We kindly invite you to a guest lecture “Every book in every language on every subject”: Hernando Colón’s universal library and the Libro de los epitomes by Prof M. J. Driscoll (University of Copenhagen) on December 7th, 3 p.m. at Room V. Krėvės (118).
In the beginning of the 16th century, Hernando Colón, son of the navigator Christopher Columbus, set out to build a universal library, one which would contain “all the books, in all languages and disciplines, that can be found within Christendom and without”. By the time of his death in 1539, Colón’s library in Seville comprised over 15000 volumes of predominantly printed books, the largest private library in the world at the time. To manage it all, he designed a revolutionary cataloguing system consisting of a number of cross-referenced inventories. All of these survive today in the Biblioteca Colombina in Seville, with the exception of one, the “Libro de los epitomes”, which was meant to contain short summaries of the contents of every book in the library. This had been presumed missing for half a millennium but was recently identified among the manuscripts in the Arnamagnæan Collection at Copenhagen University, of which it had been a part since the end of the 17th century.
In my presentation I will describe the Libro and its contents and how it relates to the other bibliographical tools developed by Colón. I will also present the research project I lead, funded by the Carlsberg foundation and a private doner, which has as its aim the production of a full transcription of the text of the Libro and a study of its contents.
For more information on the project, see here >>

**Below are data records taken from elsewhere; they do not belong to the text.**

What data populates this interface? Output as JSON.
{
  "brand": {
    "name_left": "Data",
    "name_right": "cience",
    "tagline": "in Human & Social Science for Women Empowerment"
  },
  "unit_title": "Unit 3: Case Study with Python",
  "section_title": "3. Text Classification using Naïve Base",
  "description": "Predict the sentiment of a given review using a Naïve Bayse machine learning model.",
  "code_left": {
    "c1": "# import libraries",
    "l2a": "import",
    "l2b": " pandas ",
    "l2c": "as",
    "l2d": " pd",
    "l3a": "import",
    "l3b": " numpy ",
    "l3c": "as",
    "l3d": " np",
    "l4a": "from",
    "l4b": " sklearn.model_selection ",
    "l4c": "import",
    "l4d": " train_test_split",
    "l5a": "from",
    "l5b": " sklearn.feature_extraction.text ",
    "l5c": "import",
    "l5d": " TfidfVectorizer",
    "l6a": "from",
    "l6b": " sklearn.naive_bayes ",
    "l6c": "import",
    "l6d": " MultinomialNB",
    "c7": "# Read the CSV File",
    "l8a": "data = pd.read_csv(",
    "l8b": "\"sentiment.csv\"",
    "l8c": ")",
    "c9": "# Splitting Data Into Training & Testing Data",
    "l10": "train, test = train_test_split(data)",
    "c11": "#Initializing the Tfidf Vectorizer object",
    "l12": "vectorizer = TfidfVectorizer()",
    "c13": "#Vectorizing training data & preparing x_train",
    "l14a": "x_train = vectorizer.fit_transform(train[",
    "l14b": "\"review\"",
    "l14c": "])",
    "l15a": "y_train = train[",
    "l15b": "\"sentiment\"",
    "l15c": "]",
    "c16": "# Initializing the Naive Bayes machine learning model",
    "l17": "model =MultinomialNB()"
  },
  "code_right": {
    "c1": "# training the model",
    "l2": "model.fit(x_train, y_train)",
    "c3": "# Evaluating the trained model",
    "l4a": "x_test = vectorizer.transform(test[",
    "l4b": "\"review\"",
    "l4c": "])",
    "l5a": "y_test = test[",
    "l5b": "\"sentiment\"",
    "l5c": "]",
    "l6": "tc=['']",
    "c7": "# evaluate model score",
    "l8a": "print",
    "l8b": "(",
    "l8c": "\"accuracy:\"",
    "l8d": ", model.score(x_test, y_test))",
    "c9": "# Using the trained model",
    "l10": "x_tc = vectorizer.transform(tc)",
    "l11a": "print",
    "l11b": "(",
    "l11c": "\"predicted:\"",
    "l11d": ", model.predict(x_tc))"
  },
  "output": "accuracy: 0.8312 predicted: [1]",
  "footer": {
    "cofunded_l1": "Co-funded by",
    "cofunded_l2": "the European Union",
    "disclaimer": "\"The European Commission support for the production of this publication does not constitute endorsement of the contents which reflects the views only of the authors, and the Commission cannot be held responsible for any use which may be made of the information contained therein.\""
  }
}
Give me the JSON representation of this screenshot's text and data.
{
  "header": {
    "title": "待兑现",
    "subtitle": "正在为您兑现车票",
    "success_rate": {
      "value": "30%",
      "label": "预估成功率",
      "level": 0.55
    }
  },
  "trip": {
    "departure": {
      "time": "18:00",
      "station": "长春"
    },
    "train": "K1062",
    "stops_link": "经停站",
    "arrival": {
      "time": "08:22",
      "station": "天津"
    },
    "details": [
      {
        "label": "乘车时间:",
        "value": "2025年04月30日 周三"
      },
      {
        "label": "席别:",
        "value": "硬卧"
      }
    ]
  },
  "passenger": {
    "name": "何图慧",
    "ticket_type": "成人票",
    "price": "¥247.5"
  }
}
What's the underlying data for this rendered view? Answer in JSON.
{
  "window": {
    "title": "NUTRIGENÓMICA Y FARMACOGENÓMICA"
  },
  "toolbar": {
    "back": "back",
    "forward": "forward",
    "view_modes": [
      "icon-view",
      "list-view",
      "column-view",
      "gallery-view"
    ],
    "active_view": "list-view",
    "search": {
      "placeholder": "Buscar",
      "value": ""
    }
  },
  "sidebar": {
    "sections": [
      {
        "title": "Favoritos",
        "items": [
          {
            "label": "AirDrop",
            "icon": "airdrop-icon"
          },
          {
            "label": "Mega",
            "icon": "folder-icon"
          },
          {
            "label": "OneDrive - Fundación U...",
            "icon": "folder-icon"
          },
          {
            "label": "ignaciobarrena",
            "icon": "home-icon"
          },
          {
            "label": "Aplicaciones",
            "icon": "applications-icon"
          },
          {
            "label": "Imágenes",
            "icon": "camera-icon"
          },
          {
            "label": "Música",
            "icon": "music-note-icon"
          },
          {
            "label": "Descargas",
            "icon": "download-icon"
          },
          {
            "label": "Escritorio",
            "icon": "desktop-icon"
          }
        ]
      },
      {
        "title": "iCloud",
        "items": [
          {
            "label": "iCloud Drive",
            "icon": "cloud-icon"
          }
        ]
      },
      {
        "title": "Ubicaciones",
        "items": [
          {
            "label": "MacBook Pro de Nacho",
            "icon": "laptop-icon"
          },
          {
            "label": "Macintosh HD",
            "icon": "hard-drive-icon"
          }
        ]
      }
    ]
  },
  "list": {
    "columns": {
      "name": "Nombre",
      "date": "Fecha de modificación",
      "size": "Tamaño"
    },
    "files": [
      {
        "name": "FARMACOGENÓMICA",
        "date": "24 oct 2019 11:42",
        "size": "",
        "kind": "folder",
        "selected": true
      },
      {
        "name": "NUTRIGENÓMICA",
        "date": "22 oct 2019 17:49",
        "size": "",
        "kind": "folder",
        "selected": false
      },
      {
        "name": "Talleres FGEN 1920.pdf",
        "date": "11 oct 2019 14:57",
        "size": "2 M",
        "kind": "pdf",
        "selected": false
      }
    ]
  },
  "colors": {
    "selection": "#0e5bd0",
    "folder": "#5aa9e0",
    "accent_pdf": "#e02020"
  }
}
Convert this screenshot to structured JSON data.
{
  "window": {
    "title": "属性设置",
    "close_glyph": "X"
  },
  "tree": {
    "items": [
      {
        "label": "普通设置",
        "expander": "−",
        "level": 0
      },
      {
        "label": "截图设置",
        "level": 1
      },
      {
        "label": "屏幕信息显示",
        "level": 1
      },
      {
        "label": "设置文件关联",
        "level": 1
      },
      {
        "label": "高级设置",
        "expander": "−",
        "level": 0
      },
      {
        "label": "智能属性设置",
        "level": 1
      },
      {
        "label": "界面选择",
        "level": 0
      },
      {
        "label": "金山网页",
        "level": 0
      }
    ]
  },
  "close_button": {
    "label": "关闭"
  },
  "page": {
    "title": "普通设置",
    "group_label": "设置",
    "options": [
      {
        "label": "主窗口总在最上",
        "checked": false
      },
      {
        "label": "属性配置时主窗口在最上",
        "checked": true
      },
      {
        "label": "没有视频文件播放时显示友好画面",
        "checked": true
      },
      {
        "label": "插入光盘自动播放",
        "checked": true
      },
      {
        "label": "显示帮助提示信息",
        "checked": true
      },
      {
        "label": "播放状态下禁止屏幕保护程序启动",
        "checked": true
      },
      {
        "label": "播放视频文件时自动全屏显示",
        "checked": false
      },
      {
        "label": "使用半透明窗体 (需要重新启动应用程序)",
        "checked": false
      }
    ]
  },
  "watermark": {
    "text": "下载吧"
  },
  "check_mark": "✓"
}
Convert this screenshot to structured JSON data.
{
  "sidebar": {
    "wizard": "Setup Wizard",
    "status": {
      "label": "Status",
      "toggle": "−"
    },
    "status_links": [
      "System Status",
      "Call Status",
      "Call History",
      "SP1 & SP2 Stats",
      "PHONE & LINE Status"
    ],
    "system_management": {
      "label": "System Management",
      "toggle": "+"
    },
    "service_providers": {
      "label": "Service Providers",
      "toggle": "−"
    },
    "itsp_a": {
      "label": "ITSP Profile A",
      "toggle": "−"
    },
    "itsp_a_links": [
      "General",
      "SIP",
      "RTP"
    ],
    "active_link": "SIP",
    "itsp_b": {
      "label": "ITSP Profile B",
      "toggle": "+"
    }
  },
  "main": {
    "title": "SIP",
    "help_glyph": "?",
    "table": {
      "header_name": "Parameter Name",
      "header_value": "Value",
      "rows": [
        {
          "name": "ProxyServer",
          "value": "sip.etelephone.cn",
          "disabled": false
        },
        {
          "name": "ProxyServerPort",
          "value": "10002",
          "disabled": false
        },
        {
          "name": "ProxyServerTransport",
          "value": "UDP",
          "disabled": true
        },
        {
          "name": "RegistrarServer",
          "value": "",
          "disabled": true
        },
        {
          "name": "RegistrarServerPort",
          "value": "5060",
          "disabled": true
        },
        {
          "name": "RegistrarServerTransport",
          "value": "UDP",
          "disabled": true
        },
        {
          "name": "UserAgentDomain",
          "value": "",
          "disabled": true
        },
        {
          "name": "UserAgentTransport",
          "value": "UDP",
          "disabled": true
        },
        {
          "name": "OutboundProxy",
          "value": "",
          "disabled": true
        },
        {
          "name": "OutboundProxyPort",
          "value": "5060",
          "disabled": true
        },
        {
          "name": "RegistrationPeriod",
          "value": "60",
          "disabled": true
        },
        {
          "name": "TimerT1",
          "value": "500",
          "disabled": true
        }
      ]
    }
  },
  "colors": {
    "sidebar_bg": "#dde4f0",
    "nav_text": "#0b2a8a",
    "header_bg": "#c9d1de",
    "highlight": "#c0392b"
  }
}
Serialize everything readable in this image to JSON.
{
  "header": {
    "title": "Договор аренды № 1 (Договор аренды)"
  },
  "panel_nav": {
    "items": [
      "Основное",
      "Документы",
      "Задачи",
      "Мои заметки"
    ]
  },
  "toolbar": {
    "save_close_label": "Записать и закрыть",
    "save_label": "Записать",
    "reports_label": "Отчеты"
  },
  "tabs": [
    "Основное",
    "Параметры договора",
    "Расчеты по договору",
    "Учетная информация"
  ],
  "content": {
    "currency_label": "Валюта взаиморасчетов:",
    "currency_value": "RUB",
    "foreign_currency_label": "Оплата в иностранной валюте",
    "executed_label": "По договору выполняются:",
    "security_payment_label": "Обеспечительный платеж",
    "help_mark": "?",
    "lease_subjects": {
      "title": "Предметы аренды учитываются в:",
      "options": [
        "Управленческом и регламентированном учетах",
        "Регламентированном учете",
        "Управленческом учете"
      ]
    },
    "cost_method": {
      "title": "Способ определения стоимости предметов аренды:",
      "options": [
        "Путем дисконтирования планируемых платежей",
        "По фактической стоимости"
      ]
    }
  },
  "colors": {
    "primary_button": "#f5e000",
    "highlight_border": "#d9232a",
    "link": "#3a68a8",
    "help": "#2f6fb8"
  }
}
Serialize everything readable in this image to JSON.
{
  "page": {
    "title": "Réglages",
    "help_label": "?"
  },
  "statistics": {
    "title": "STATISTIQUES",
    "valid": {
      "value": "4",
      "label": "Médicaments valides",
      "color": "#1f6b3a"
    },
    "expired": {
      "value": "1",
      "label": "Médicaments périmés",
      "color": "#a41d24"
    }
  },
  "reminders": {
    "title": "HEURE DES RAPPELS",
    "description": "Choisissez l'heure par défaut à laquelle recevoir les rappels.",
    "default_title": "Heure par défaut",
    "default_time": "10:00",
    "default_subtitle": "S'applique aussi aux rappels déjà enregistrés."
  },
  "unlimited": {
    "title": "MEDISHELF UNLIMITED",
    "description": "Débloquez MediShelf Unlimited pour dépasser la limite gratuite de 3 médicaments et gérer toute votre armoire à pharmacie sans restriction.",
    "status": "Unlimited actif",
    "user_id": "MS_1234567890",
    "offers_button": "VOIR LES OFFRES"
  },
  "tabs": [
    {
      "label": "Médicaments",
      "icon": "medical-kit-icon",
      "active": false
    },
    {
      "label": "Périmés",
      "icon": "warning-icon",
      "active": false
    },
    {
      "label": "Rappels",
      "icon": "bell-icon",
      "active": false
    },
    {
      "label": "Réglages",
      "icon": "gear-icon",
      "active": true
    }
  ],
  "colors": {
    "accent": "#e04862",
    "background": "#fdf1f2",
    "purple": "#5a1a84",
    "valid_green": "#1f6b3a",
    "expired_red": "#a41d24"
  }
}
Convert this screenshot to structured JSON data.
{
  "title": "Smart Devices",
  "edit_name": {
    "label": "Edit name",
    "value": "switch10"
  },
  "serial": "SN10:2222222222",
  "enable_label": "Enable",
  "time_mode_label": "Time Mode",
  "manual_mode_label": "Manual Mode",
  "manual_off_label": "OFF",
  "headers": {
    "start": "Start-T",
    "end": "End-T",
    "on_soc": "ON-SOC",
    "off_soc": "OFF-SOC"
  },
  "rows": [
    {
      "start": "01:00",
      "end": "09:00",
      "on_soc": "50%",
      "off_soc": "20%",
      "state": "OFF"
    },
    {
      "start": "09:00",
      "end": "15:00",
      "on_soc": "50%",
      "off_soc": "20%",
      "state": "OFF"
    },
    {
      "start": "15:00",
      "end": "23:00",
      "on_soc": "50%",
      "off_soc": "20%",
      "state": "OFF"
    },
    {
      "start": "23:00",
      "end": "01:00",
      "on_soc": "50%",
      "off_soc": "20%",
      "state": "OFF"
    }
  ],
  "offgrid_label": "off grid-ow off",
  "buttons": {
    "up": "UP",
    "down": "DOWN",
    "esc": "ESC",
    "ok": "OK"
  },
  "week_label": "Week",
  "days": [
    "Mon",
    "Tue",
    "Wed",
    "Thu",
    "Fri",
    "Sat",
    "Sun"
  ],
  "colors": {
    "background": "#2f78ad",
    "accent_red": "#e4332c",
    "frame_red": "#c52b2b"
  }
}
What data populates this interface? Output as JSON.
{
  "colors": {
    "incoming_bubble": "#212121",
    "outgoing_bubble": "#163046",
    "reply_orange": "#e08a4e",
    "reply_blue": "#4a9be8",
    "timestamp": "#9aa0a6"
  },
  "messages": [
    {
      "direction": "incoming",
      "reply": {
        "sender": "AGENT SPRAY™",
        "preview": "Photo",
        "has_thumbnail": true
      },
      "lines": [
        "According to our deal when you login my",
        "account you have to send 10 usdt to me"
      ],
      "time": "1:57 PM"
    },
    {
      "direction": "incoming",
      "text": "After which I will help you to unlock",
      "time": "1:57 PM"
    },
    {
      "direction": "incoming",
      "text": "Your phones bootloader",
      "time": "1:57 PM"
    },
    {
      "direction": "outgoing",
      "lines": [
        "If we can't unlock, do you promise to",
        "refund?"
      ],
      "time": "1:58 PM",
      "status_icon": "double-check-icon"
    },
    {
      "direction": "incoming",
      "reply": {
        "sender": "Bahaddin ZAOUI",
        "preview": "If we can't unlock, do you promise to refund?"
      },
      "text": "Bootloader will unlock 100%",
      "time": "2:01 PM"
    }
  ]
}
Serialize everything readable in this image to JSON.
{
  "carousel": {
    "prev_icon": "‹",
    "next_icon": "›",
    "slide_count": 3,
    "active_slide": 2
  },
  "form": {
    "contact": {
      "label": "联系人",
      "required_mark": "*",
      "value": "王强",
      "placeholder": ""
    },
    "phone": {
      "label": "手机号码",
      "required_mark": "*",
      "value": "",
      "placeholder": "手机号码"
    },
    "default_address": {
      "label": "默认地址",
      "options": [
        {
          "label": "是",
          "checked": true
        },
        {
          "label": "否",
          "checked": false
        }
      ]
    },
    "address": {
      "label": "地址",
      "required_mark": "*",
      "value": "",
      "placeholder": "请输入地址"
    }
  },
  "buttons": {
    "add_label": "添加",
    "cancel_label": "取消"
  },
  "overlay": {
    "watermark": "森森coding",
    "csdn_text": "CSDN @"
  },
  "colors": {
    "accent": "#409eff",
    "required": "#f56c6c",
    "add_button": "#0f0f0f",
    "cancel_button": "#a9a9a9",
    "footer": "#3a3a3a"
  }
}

About Prof M. J. Driscoll
M. J. Driscoll is Professor of Old Norse Philology at the Arnamagnæan Institute, a research centre within the Department of Nordic Studies and Linguistics at the University of Copenhagen’s Faculty of Humanities. He holds degrees from the University of Stirling (BA (Hons.) 1979), Háskóli Íslands (Cand.mag. 1988) and Oxford University (DPhil 1994).
His research interests include manuscript and textual studies, particularly in the area of late pre-modern Icelandic. He also has a long-standing interest in the Digital Humanities, and served for many years on the technical council of the Text Encoding Initiative.
His publications include over 50 articles on various aspects of pre-modern Icelandic literature, editions and translations of a number of medieval and post-medieval Icelandic works, including Sigurðar saga þögla (Reykjavík, 1992), Ágrip af Noregskunungasögum (London, 1995, 2nd ed. 2008) and Fjórar sögur frá hendi Jóns Oddsonar Hjaltalín (Reykjavík, 2006), as well as the monograph The unwashed children of Eve: The production, dissemination and reception of popular literature in post-Reformation Iceland (London, 1997).